    What is Samadhi? Is there a logically coherent or consistent definition outside a specific religious tradition? I have yet to find one. That doesn’t mean I think there’s no samadhi, or that its false or wrong. But that doesn’t make it real or valid. Indeed the more I objectively researched definitions of Samadhi the more contradictions and vagaries I discovered. (Read my post Contradictions with Samadhi).

    My thoughts on meditation practices and especially yoga traditions have evolved and changed over time. Who knows? Maybe someone will sometime demonstrate, in a credible way, that there’s something useful in “samadhi”. Until then to me “samadhi” is only useful inside the context of a religious tradition, yogic belief system, or spiritual teacher whose followers must take the mahatmas claims on faith.

  12. I admit that all that I know of “samadhi” is what I’ve read on this blog; it is basically a foreign concept to me. However, it seems to me that what Brent was trying to say is that the subjective experiences that some meditators interpret as “samadhi” may be nothing more than a neurochemical trick that is induced by fluctuations in the chemical DMT. It’s on the subject of DMT that I wish to chime in.
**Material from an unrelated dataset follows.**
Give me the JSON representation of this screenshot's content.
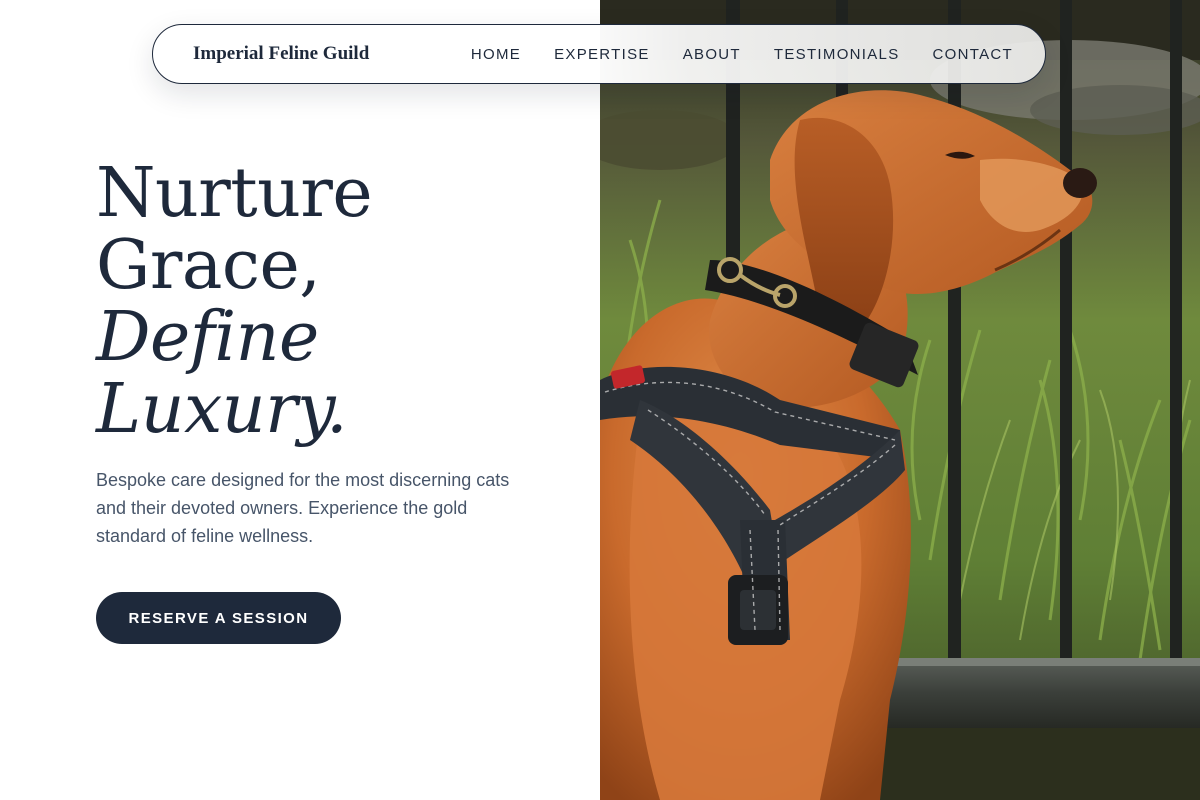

    N,N-dimethyltryptamine, or DMT, is structurally similar to serotonin. So far, it has been found in rabbits and rodents, but has not yet been isolated as a naturally occurring substance in the human brain. It is found in certain plants, however, and many of these plants, such as ayahuasca, have been consumed for centuries in order to produce psychedelic experiences. Another group of plants with natural concentrations of DMT is the Desmodium genus, several species of which are found throughout India, where many of these meditation practices originated. Some of the psychoneurological effects of DMT include the feeling of visiting a parallel reality, sensory and spatial distortions, depersonalization (possibly akin to “anatta”) and visual and auditory hallucinations. We don’t know what substances the gurus, teachers, “masters” and Buddhas of the past may or may not have been exposed to. So for my money, it’s possible that some of them were meditating while taking one long strange trip. In turn, this may have set the standard for certain ideals or norms of spiritual experience; so basically people now go around unknowingly trying to replicate through meditation what may very well have been psychedelic drug experiences while believing themselves to be on some sort of spiritual or transcendental quest.

    Oh, and someone brought up UFOs somewhere, and how people continue to believe they have seen them…DMT can induce hallucinations of contact with UFOs and aliens too.

    I hope this has been somehow thought-provoking or clarifying.

  13. @Red,
    That’s an intriguing theory–the subjective experiences some have samadhi could have been caused by yogi-meditators ingesting hallucinogenic substances.

    I agree with you: It’s our background beliefs that interpret “trips” as spiritual, transcendent, or ordinary. Heck, during sleep it’s ordinary for us to have dreams that transcend “this world”.

    Thanks for your comments.